**TASK DESCRIPTION:**
Work out how many lines in this listing hold the word "Gynecology", and give the number with nothing added.

══ INPUT DATA

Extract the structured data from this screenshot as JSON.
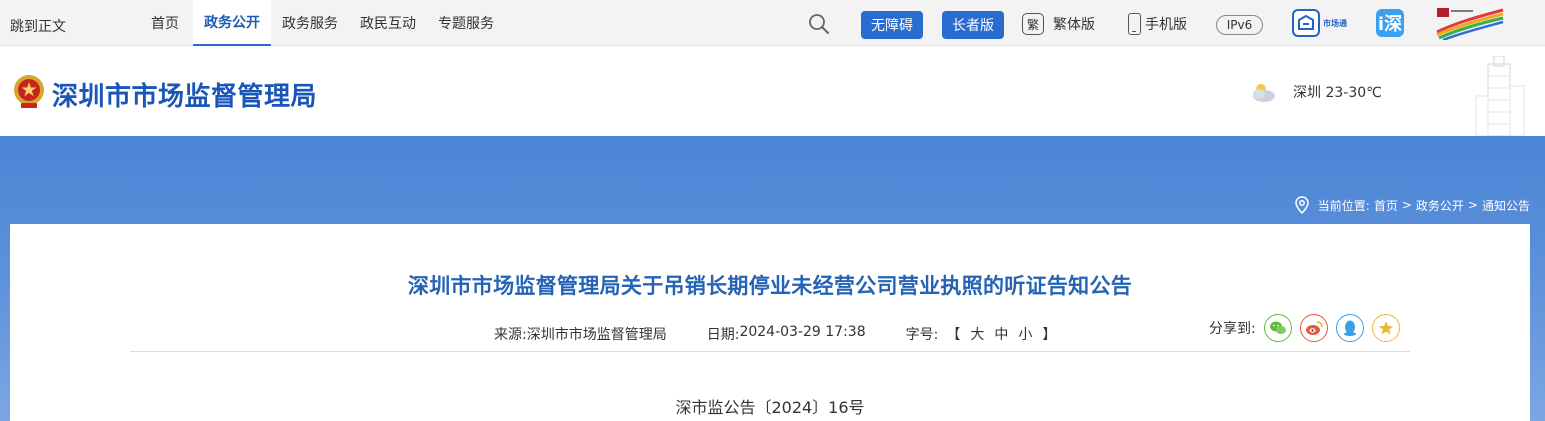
{
  "topbar": {
    "skip_label": "跳到正文",
    "nav": [
      "首页",
      "政务公开",
      "政务服务",
      "政民互动",
      "专题服务"
    ],
    "accessibility_label": "无障碍",
    "elder_label": "长者版",
    "traditional_glyph": "繁",
    "traditional_label": "繁体版",
    "mobile_label": "手机版",
    "ipv6_label": "IPv6",
    "shichangtong_label": "市场通",
    "i_shenzhen_glyph": "i深"
  },
  "header": {
    "site_title": "深圳市市场监督管理局",
    "weather": "深圳 23-30℃"
  },
  "breadcrumb": {
    "prefix": "当前位置:",
    "items": [
      "首页",
      "政务公开",
      "通知公告"
    ],
    "separator": ">"
  },
  "article": {
    "title": "深圳市市场监督管理局关于吊销长期停业未经营公司营业执照的听证告知公告",
    "source_label": "来源:",
    "source_value": "深圳市市场监督管理局",
    "date_label": "日期:",
    "date_value": "2024-03-29 17:38",
    "fontsize_label": "字号:",
    "fontsize_open": "【",
    "fontsize_options": [
      "大",
      "中",
      "小"
    ],
    "fontsize_close": "】",
    "share_label": "分享到:",
    "doc_number": "深市监公告〔2024〕16号"
  },
  "colors": {
    "brand_blue": "#1a56b7",
    "button_blue": "#2a6bd0",
    "banner_top": "#4c85d6",
    "wechat": "#5fb941",
    "weibo": "#e8573c",
    "qq": "#3aa0e6",
    "favorite": "#f0b43a"
  },
  "icons": {
    "search": "search-icon",
    "weather": "cloudy-weather-icon",
    "location": "location-pin-icon",
    "share": [
      "wechat-icon",
      "weibo-icon",
      "qq-icon",
      "favorite-star-icon"
    ]
  }
}
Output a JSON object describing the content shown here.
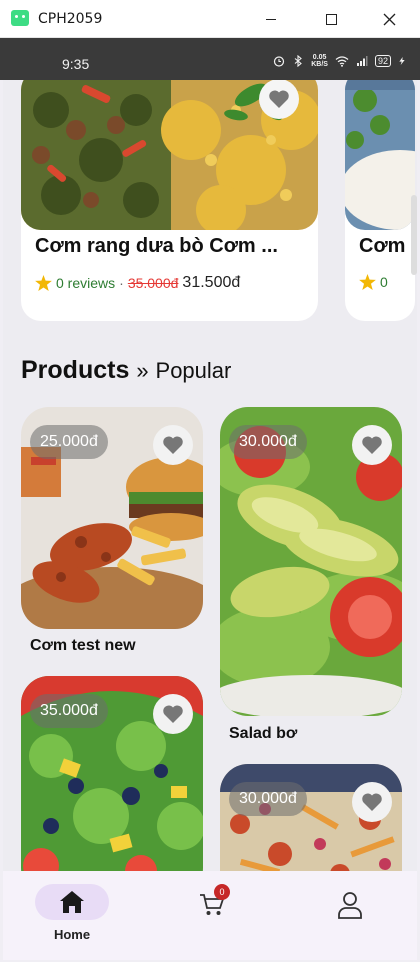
{
  "window": {
    "title": "CPH2059"
  },
  "status_bar": {
    "time": "9:35",
    "speed_value": "0.05",
    "speed_unit": "KB/S",
    "battery": "92"
  },
  "featured": [
    {
      "name": "Cơm rang dưa bò Cơm ...",
      "rating_icon": "star",
      "reviews": "0 reviews",
      "separator": "·",
      "old_price": "35.000đ",
      "new_price": "31.500đ"
    },
    {
      "name": "Cơm",
      "rating_icon": "star",
      "reviews": "0"
    }
  ],
  "section": {
    "title": "Products",
    "separator": "»",
    "subtitle": "Popular"
  },
  "products": [
    {
      "name": "Cơm test new",
      "price": "25.000đ"
    },
    {
      "name": "Salad bơ",
      "price": "30.000đ"
    },
    {
      "name": "",
      "price": "35.000đ"
    },
    {
      "name": "",
      "price": "30.000đ"
    }
  ],
  "nav": {
    "home_label": "Home",
    "cart_badge": "0"
  },
  "colors": {
    "accent_pill": "#e8dcf6",
    "review_green": "#2e7d32",
    "old_price_red": "#e53935",
    "star": "#f2b705"
  }
}
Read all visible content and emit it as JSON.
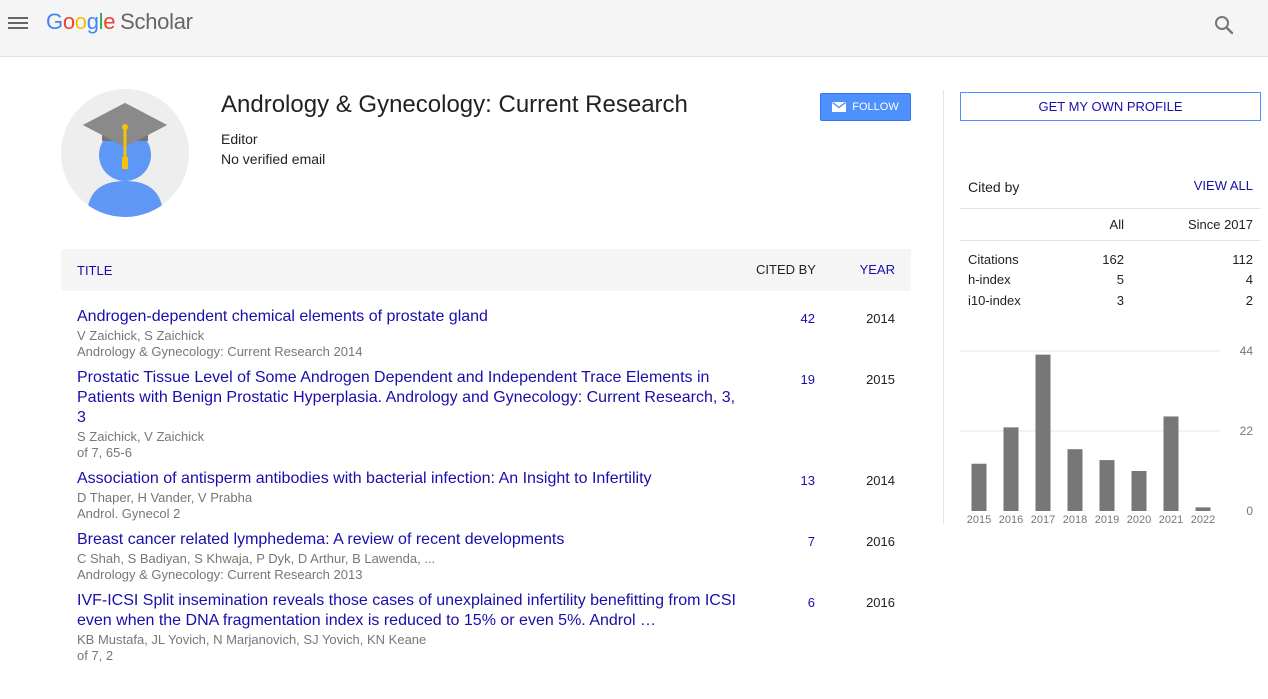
{
  "header": {
    "logo_letters": [
      "G",
      "o",
      "o",
      "g",
      "l",
      "e"
    ],
    "logo_product": "Scholar",
    "menu_icon": "hamburger-menu-icon",
    "search_icon": "search-icon"
  },
  "profile": {
    "name": "Andrology & Gynecology: Current Research",
    "role": "Editor",
    "email": "No verified email",
    "follow_label": "FOLLOW"
  },
  "table": {
    "headers": {
      "title": "TITLE",
      "cited_by": "CITED BY",
      "year": "YEAR"
    },
    "rows": [
      {
        "title": "Androgen-dependent chemical elements of prostate gland",
        "authors": "V Zaichick, S Zaichick",
        "venue": "Andrology & Gynecology: Current Research 2014",
        "cited": "42",
        "year": "2014"
      },
      {
        "title": "Prostatic Tissue Level of Some Androgen Dependent and Independent Trace Elements in Patients with Benign Prostatic Hyperplasia. Andrology and Gynecology: Current Research, 3, 3",
        "authors": "S Zaichick, V Zaichick",
        "venue": "of 7, 65-6",
        "cited": "19",
        "year": "2015"
      },
      {
        "title": "Association of antisperm antibodies with bacterial infection: An Insight to Infertility",
        "authors": "D Thaper, H Vander, V Prabha",
        "venue": "Androl. Gynecol 2",
        "cited": "13",
        "year": "2014"
      },
      {
        "title": "Breast cancer related lymphedema: A review of recent developments",
        "authors": "C Shah, S Badiyan, S Khwaja, P Dyk, D Arthur, B Lawenda, ...",
        "venue": "Andrology & Gynecology: Current Research 2013",
        "cited": "7",
        "year": "2016"
      },
      {
        "title": "IVF-ICSI Split insemination reveals those cases of unexplained infertility benefitting from ICSI even when the DNA fragmentation index is reduced to 15% or even 5%. Androl …",
        "authors": "KB Mustafa, JL Yovich, N Marjanovich, SJ Yovich, KN Keane",
        "venue": "of 7, 2",
        "cited": "6",
        "year": "2016"
      }
    ]
  },
  "sidebar": {
    "own_profile_label": "GET MY OWN PROFILE",
    "cited_by_label": "Cited by",
    "view_all_label": "VIEW ALL",
    "col_all": "All",
    "col_since": "Since 2017",
    "stats": [
      {
        "label": "Citations",
        "all": "162",
        "since": "112"
      },
      {
        "label": "h-index",
        "all": "5",
        "since": "4"
      },
      {
        "label": "i10-index",
        "all": "3",
        "since": "2"
      }
    ]
  },
  "chart_data": {
    "type": "bar",
    "categories": [
      "2015",
      "2016",
      "2017",
      "2018",
      "2019",
      "2020",
      "2021",
      "2022"
    ],
    "values": [
      13,
      23,
      43,
      17,
      14,
      11,
      26,
      1
    ],
    "yticks": [
      0,
      22,
      44
    ],
    "ylim": [
      0,
      44
    ],
    "bar_color": "#777777",
    "grid": true
  }
}
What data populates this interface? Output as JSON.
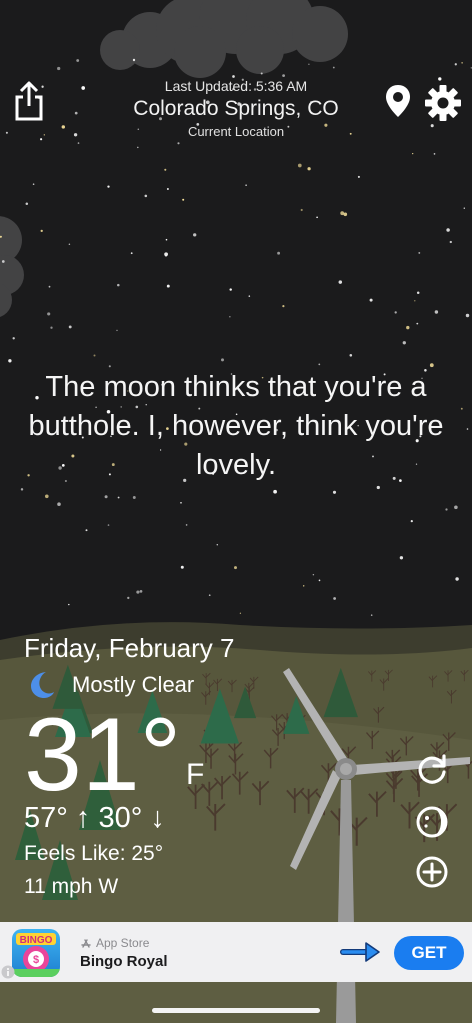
{
  "header": {
    "last_updated": "Last Updated: 5:36 AM",
    "location": "Colorado Springs, CO",
    "location_sub": "Current Location",
    "share_icon": "share-icon",
    "pin_icon": "location-pin-icon",
    "settings_icon": "gear-icon"
  },
  "quote": "The moon thinks that you're a butthole. I, however, think you're lovely.",
  "weather": {
    "date": "Friday, February 7",
    "condition": "Mostly Clear",
    "condition_icon": "moon-icon",
    "temp": "31°",
    "unit": "F",
    "hi": "57°",
    "lo": "30°",
    "feels_like": "Feels Like: 25°",
    "wind": "11 mph W"
  },
  "side_buttons": {
    "refresh_icon": "refresh-icon",
    "moon_phase_icon": "moon-phase-icon",
    "add_icon": "add-location-icon"
  },
  "ad": {
    "store": "App Store",
    "title": "Bingo Royal",
    "cta": "GET",
    "icon_text": "BINGO"
  },
  "colors": {
    "sky": "#1b1b1c",
    "accent": "#1a7df0",
    "ground": "#5e5e42"
  }
}
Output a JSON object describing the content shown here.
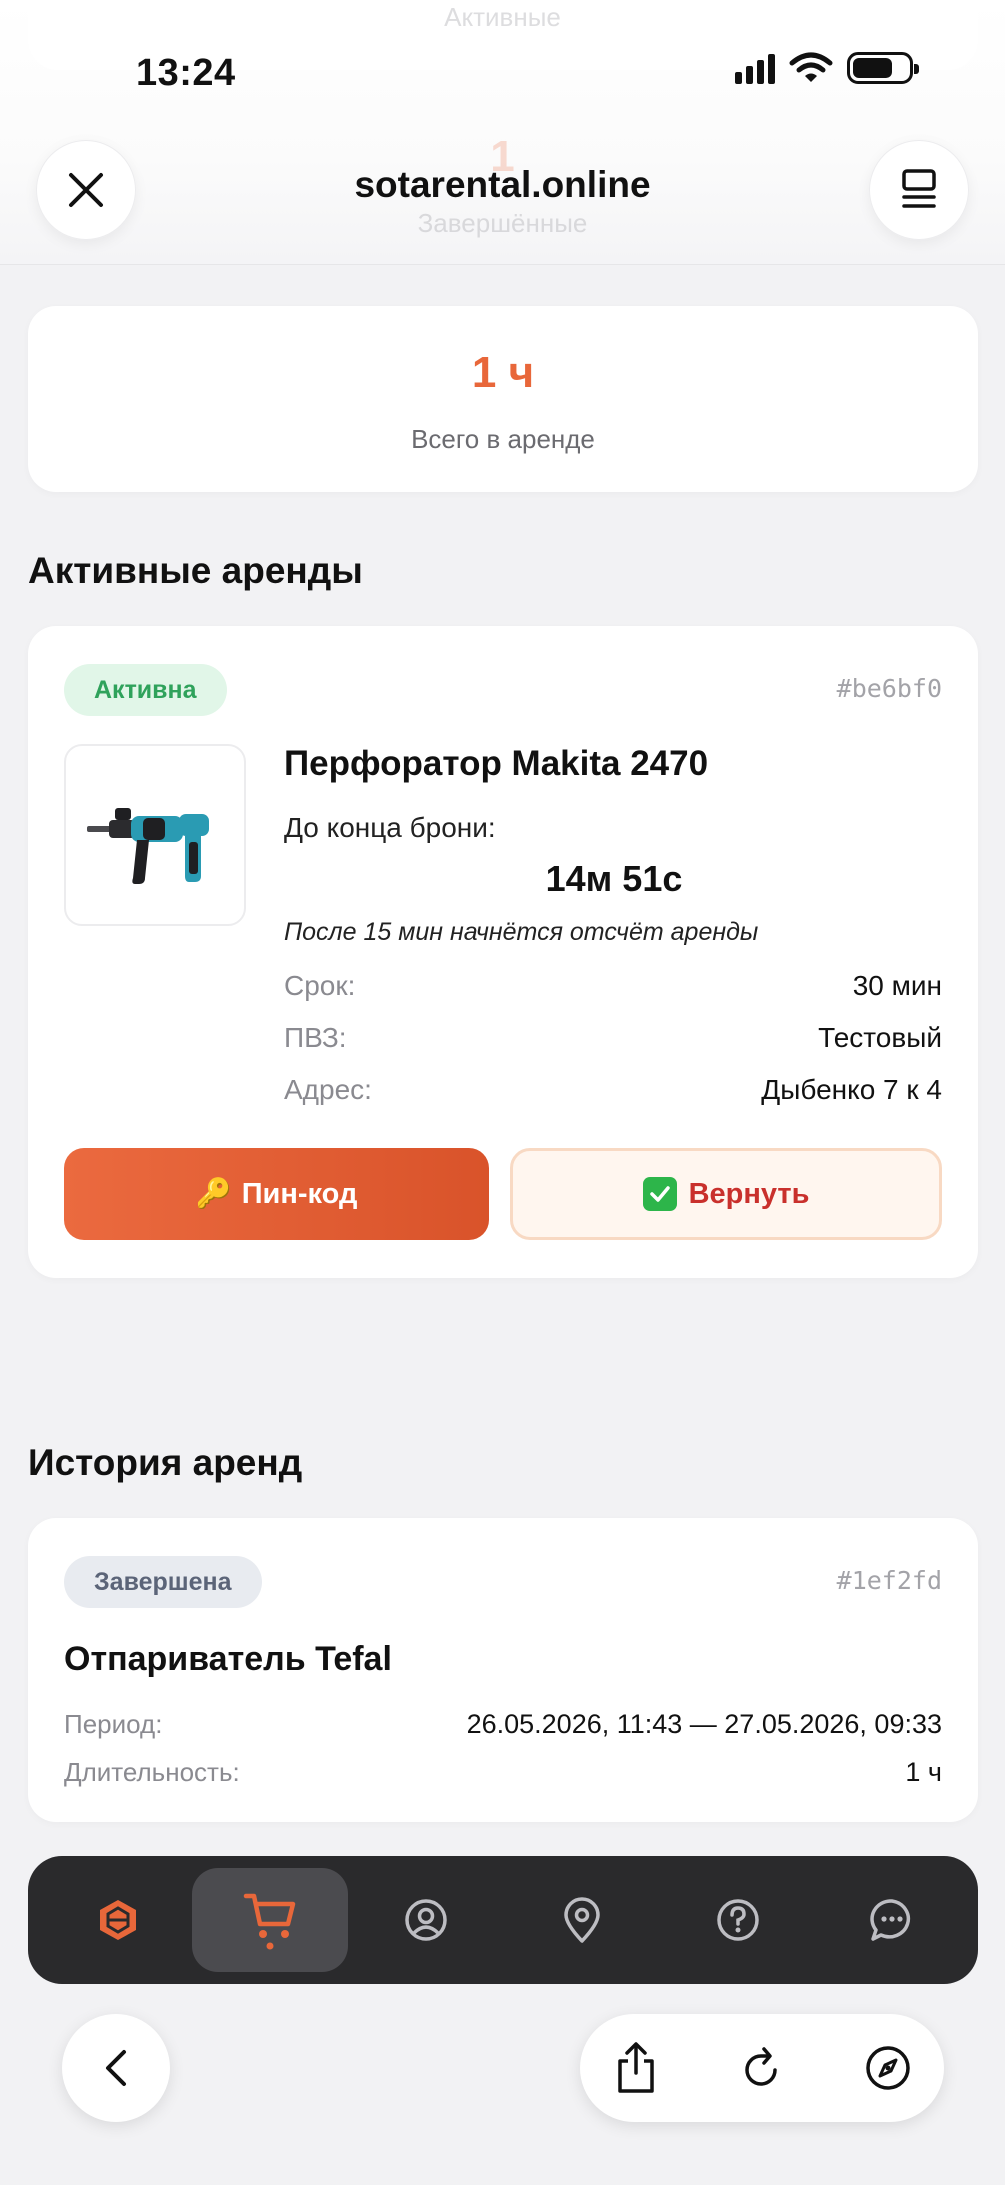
{
  "status_bar": {
    "time": "13:24"
  },
  "browser": {
    "url": "sotarental.online",
    "ghost_top_text": "Активные",
    "ghost_count": "1",
    "ghost_label": "Завершённые"
  },
  "summary": {
    "value": "1 ч",
    "label": "Всего в аренде"
  },
  "active_section": {
    "title": "Активные аренды",
    "rental": {
      "status": "Активна",
      "id": "#be6bf0",
      "product": "Перфоратор Makita 2470",
      "until_label": "До конца брони:",
      "timer": "14м 51с",
      "note": "После 15 мин начнётся отсчёт аренды",
      "details": [
        {
          "label": "Срок:",
          "value": "30 мин"
        },
        {
          "label": "ПВЗ:",
          "value": "Тестовый"
        },
        {
          "label": "Адрес:",
          "value": "Дыбенко 7 к 4"
        }
      ],
      "pin_button": "Пин-код",
      "pin_icon": "🔑",
      "return_button": "Вернуть"
    }
  },
  "history_section": {
    "title": "История аренд",
    "items": [
      {
        "status": "Завершена",
        "id": "#1ef2fd",
        "product": "Отпариватель Tefal",
        "period_label": "Период:",
        "period_value": "26.05.2026, 11:43 — 27.05.2026, 09:33",
        "duration_label": "Длительность:",
        "duration_value": "1 ч"
      }
    ]
  },
  "nav": {
    "items": [
      "logo-icon",
      "cart-icon",
      "profile-icon",
      "location-icon",
      "help-icon",
      "chat-icon"
    ],
    "active": "cart-icon"
  },
  "colors": {
    "accent": "#e8673a",
    "active_badge_bg": "#e1f6e8",
    "active_badge_text": "#2fa25b",
    "done_badge_bg": "#e8ebf0",
    "return_text": "#c9302c",
    "nav_bg": "#2a2a2c"
  }
}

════

**RESPONSE FOR THIS EXERCISE:**
4